Ford Motor will launch its U.S. lorry sales on a regular monthly basis along with quarterly after the business’s brand-new CEO Jim Farley assured Wall Street higher openness.
The choice comes more than a year after the Detroit car manufacturer followed its crosstown competitor, General Motors, in changing specifically to quarterly sales reporting. Several other car manufacturers, consisting of Fiat Chrysler and Volkswagen, have actually considering that done the same.
Ford spokesperson Said Deep stated the modification is “about giving investors more frequent updates on U.S. sales and dealer inventory during the pandemic.” He stated it’s anticipated to continue for the “foreseeable future.”
In his very first quarterly revenues call with experts as CEO, Farley assured Wall Street higher openness — something his predecessor, Jim Hackett, was slammed for refraining from doing. Farley prospered Hackett reliable Oct. 1.
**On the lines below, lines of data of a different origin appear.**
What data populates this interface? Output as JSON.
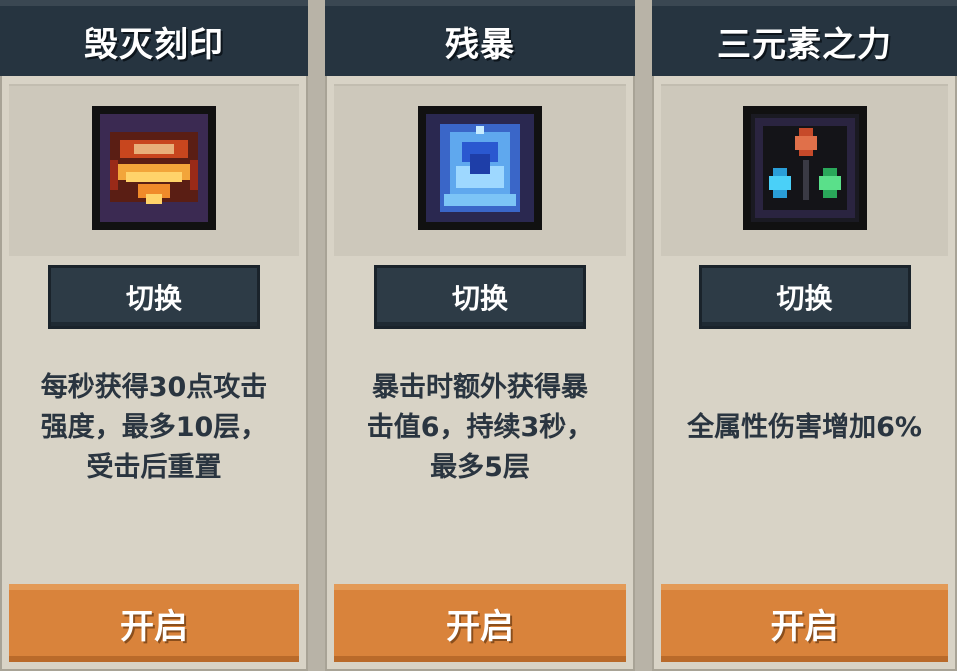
{
  "cards": [
    {
      "title": "毁灭刻印",
      "icon": "fire-mark-icon",
      "switch_label": "切换",
      "description_lines": [
        "每秒获得30点攻击",
        "强度，最多10层，",
        "受击后重置"
      ],
      "open_label": "开启"
    },
    {
      "title": "残暴",
      "icon": "ice-crystal-icon",
      "switch_label": "切换",
      "description_lines": [
        "暴击时额外获得暴",
        "击值6，持续3秒，",
        "最多5层"
      ],
      "open_label": "开启"
    },
    {
      "title": "三元素之力",
      "icon": "three-gems-icon",
      "switch_label": "切换",
      "description_lines": [
        "全属性伤害增加6%"
      ],
      "open_label": "开启"
    }
  ],
  "colors": {
    "header": "#263440",
    "card": "#d8d3c6",
    "open_button": "#d9833b",
    "text": "#2a3540"
  }
}
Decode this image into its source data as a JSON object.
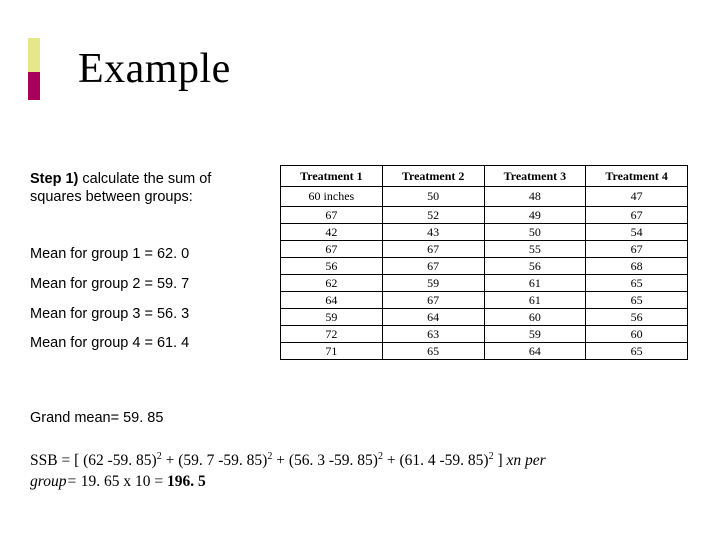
{
  "title": "Example",
  "step": {
    "label": "Step 1)",
    "body": " calculate the sum of squares between groups:"
  },
  "means": [
    "Mean for group 1 = 62. 0",
    "Mean for group 2 = 59. 7",
    "Mean for group 3 = 56. 3",
    "Mean for group 4 = 61. 4"
  ],
  "grand_mean": "Grand mean= 59. 85",
  "formula": {
    "lhs": "SSB = [",
    "t1": "(62 -59. 85)",
    "t2": "(59. 7 -59. 85)",
    "t3": "(56. 3 -59. 85)",
    "t4": "(61. 4 -59. 85)",
    "sup": "2",
    "plus": " + ",
    "close": " ] ",
    "tail_ital": "xn per",
    "line2a": "group= ",
    "line2b": "19. 65 x 10 = ",
    "result": "196. 5"
  },
  "table": {
    "headers": [
      "Treatment 1",
      "Treatment 2",
      "Treatment 3",
      "Treatment 4"
    ],
    "subheaders": [
      "60 inches",
      "50",
      "48",
      "47"
    ],
    "rows": [
      [
        "67",
        "52",
        "49",
        "67"
      ],
      [
        "42",
        "43",
        "50",
        "54"
      ],
      [
        "67",
        "67",
        "55",
        "67"
      ],
      [
        "56",
        "67",
        "56",
        "68"
      ],
      [
        "62",
        "59",
        "61",
        "65"
      ],
      [
        "64",
        "67",
        "61",
        "65"
      ],
      [
        "59",
        "64",
        "60",
        "56"
      ],
      [
        "72",
        "63",
        "59",
        "60"
      ],
      [
        "71",
        "65",
        "64",
        "65"
      ]
    ]
  },
  "chart_data": {
    "type": "table",
    "title": "Example — sum of squares between groups",
    "columns": [
      "Treatment 1",
      "Treatment 2",
      "Treatment 3",
      "Treatment 4"
    ],
    "column_subheaders": [
      "60 inches",
      "50",
      "48",
      "47"
    ],
    "data": [
      [
        67,
        52,
        49,
        67
      ],
      [
        42,
        43,
        50,
        54
      ],
      [
        67,
        67,
        55,
        67
      ],
      [
        56,
        67,
        56,
        68
      ],
      [
        62,
        59,
        61,
        65
      ],
      [
        64,
        67,
        61,
        65
      ],
      [
        59,
        64,
        60,
        56
      ],
      [
        72,
        63,
        59,
        60
      ],
      [
        71,
        65,
        64,
        65
      ]
    ],
    "group_means": [
      62.0,
      59.7,
      56.3,
      61.4
    ],
    "grand_mean": 59.85,
    "n_per_group": 10,
    "SSB": 196.5
  }
}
“My commitment to each of you is transparency, including purposeful, measurable key performance indicators so you can objectively track our progress,” Farley informed experts on Oct. 28.
Ford formerly stated changing to quarterly sales outcomes would supply financiers with a more comprehensive, more precise report about the business’s sales. Toyota Motor, Honda Motor and others have actually continued to report sales on a regular monthly basis.
Ford reported a 6.1% decrease in U.S. light-duty lorry sales last month compared to October 2019. That’s a larger loss than the market, which experienced a minor uptick of 0.9% from a year previously, according to Cox Automotive.
Ford’s sales last month were impeded by decreases in its traveler sedans, which the car manufacturer has actually stopped, along with slides of 26.2% for its Transit vans and 4% for its popular F-Series pickups. Production of its pickups was affected in part due to a factory overhaul to produce upgraded variations of its F-150 pickup. The decrease in van sales was most likely connected to decreases in fleet sales due to the coronavirus pandemic.
Cox Automotive anticipates U.S. lorry sales for the year to be 14.3 million, a 16% decrease from 2019 due to the coronavirus pandemic.